A lesbian has been arrested in Tanzania after a video of her kissing another woman went viral last month, causing a firestorm in the conservative East African country.
The video clip in question appears to show a marriage proposal, as early reports from Reuters seem to indicate, but much about the case remains unknown. What is known is that the footage depicts two women locking lips and hugging at a party (likely in the northwestern town of Geita, where the detainee lives). The moment is followed by the prisoner presenting her partner with a ring.
The recipient of that gesture has yet to be apprehended. But Geita police chief Mponjoli Mwabulambo told reporters that it is “just a matter of time” before the second woman is brought to justice.
“[T]he plan is to eliminate the entire chain of people involved or supporting homosexuality for the betterment of the generations,” Mwabulambo said.
Law enforcement officials have claimed that the investigation into the matter is ongoing, but the women at the center of the controversy potentially face steep penalties. Tanzania enforces one of the world’s harshest punishments for homosexuality. Being found guilty of “carnal knowledge of any person against the order of nature” carries a sentence of 30 years to life in prison.
The lesbian detainee is the most recent LGBTQ victim of a recent crackdown on queer life under the repressive regime of President John Magufuli, who has claimed that “even cows” disapprove of same-sex relationships.
Since Magufuli took office in 2015, the country has targeted LGBTQ advocacy in the state. Last year federal authorities banned nongovernmental organizations from distributing lubricants, hoping to “curb homosexuality.” Those resources are intended to prevent the spread of HIV/AIDS in a nation where 1.4 million people are living with the virus (out of a population of 55 million).
Tanzania subsequently shuttered more than 40 privately run HIV/AIDS clinics earlier this year, charging that they “cater to homosexuals.”
The government went even further in October, arresting 13 queer people in a raid on the Peacock Hotel in the former capital city of Dar Es Salaam. Although authorities claimed that the meeting was intended for the purpose of promoting “marriage between people of the same sex,” the activists were meeting to mount a court challenge to Tanzania’s deadly attack on HIV/AIDS services.
More than 36,000 people die in the country each year due to complications from the virus, and that number is likely to increase without access to proper medication or treatment.
But Tanzanian officials have refused to back down, even in the face of criticism from international human rights organizations. Tanzania’s Home Affairs Minister, Mwigulu Nchemba, claimed at a June rally that the country would deregister LGBTQ advocacy groups and deport anyone working for equality.

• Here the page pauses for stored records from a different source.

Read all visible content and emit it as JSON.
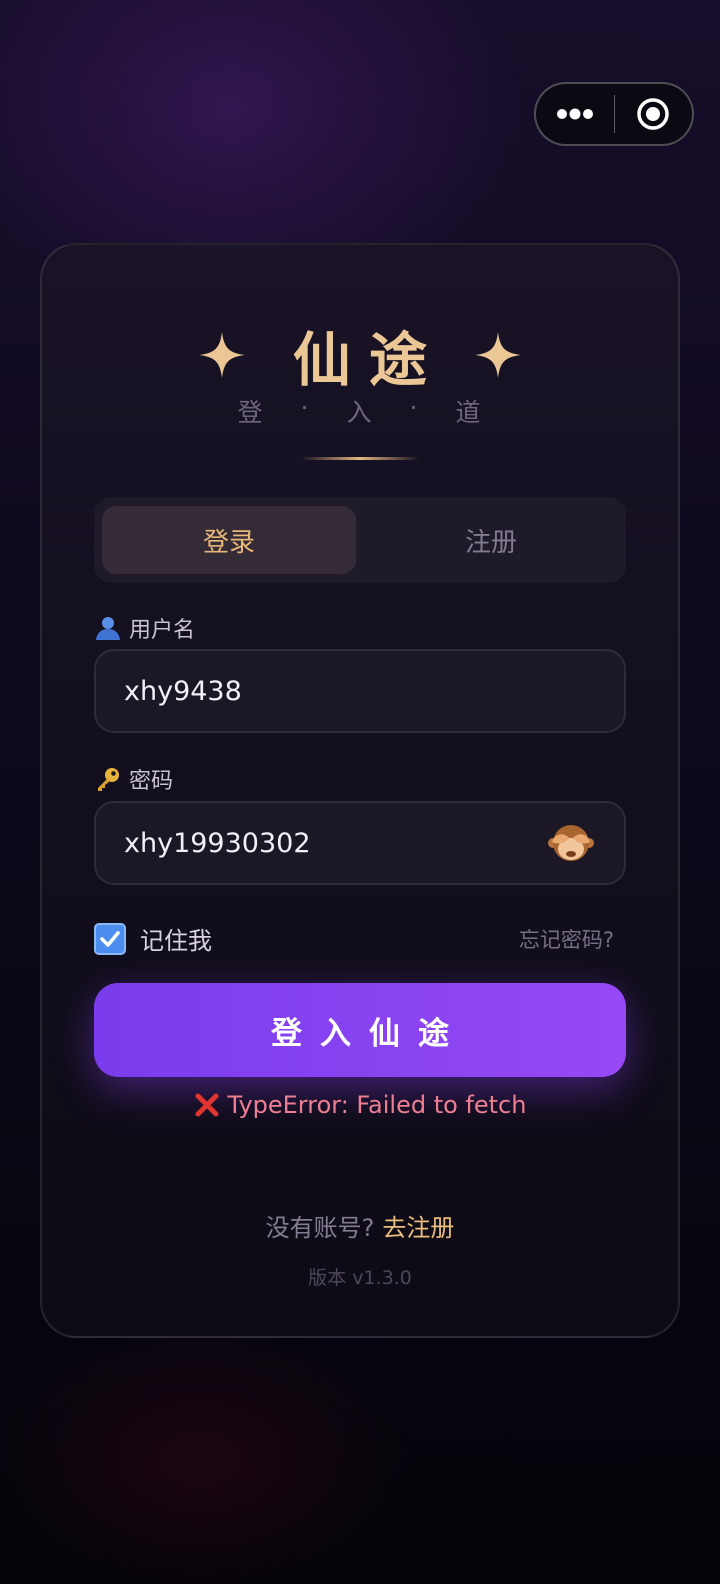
{
  "app": {
    "title": "仙途",
    "subtitle_chars": [
      "登",
      "·",
      "入",
      "·",
      "道"
    ]
  },
  "tabs": [
    {
      "label": "登录",
      "active": true
    },
    {
      "label": "注册",
      "active": false
    }
  ],
  "username": {
    "label": "用户名",
    "icon": "user-icon",
    "value": "xhy9438"
  },
  "password": {
    "label": "密码",
    "icon": "key-icon",
    "value": "xhy19930302",
    "toggle_icon": "see-no-evil-monkey-icon"
  },
  "remember": {
    "label": "记住我",
    "checked": true
  },
  "forgot_label": "忘记密码?",
  "login_button": "登入仙途",
  "error": {
    "icon": "cross-mark-icon",
    "message": "TypeError: Failed to fetch"
  },
  "signup": {
    "question": "没有账号?",
    "link": "去注册"
  },
  "version": "版本 v1.3.0",
  "colors": {
    "accent_gold": "#ecc796",
    "button_purple": "#8a44f2",
    "error_red": "#ec7f92",
    "checkbox_blue": "#4b8ef0"
  }
}
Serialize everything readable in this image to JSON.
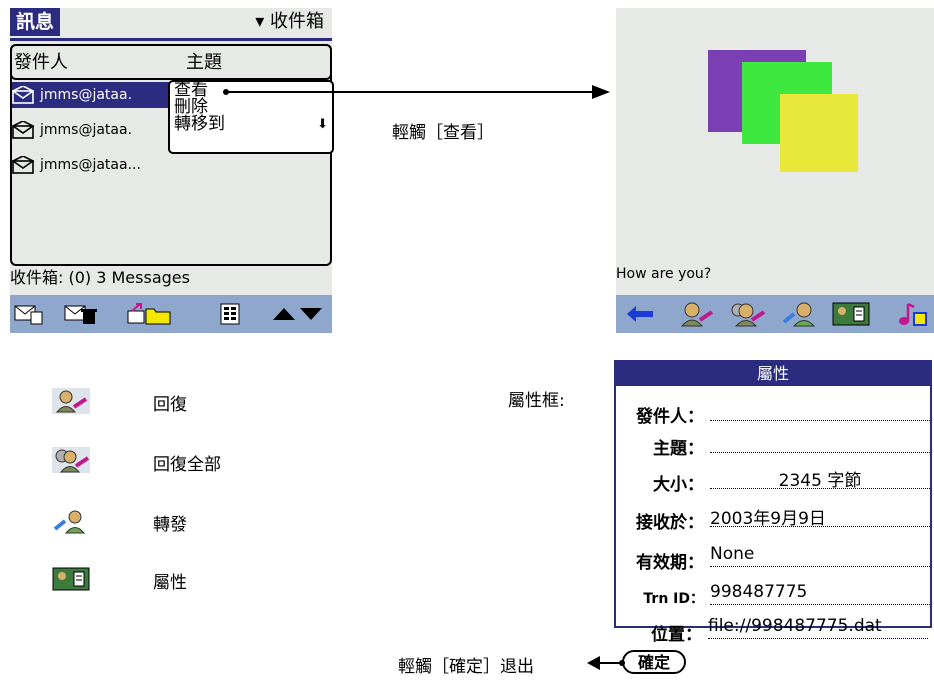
{
  "inbox": {
    "app_title": "訊息",
    "folder": "收件箱",
    "col_sender": "發件人",
    "col_subject": "主題",
    "messages": [
      {
        "sender": "jmms@jataa."
      },
      {
        "sender": "jmms@jataa."
      },
      {
        "sender": "jmms@jataa..."
      }
    ],
    "context_menu": [
      "查看",
      "刪除",
      "轉移到"
    ],
    "status": "收件箱: (0) 3 Messages"
  },
  "tap_view_label": "輕觸［查看］",
  "viewer": {
    "caption": "How are you?",
    "colors": {
      "purple": "#7a3fb3",
      "green": "#3ee83e",
      "yellow": "#e8e83a"
    }
  },
  "legend": [
    {
      "icon": "reply-icon",
      "label": "回復"
    },
    {
      "icon": "reply-all-icon",
      "label": "回復全部"
    },
    {
      "icon": "forward-icon",
      "label": "轉發"
    },
    {
      "icon": "properties-icon",
      "label": "屬性"
    }
  ],
  "props_label": "屬性框:",
  "properties": {
    "title": "屬性",
    "rows": [
      {
        "key": "發件人：",
        "value": ""
      },
      {
        "key": "主題：",
        "value": ""
      },
      {
        "key": "大小：",
        "value": "2345 字節"
      },
      {
        "key": "接收於：",
        "value": "2003年9月9日"
      },
      {
        "key": "有效期：",
        "value": "None"
      },
      {
        "key": "Trn ID：",
        "value": "998487775"
      },
      {
        "key": "位置：",
        "value": "file://998487775.dat"
      }
    ],
    "ok_label": "確定"
  },
  "tap_ok_label": "輕觸［確定］退出",
  "accent": "#2b2b80",
  "toolbar_color": "#8fa7cc"
}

“If a Tanzanian national is doing that campaign, we will arrest him and take him to court,” Nchemba said at the time, “and if it is a foreigner, we will immediately order him to leave the country.”
LGBTQ groups in Tanzania were unable to comment on the story prior to publication time.
Photography: Getty Images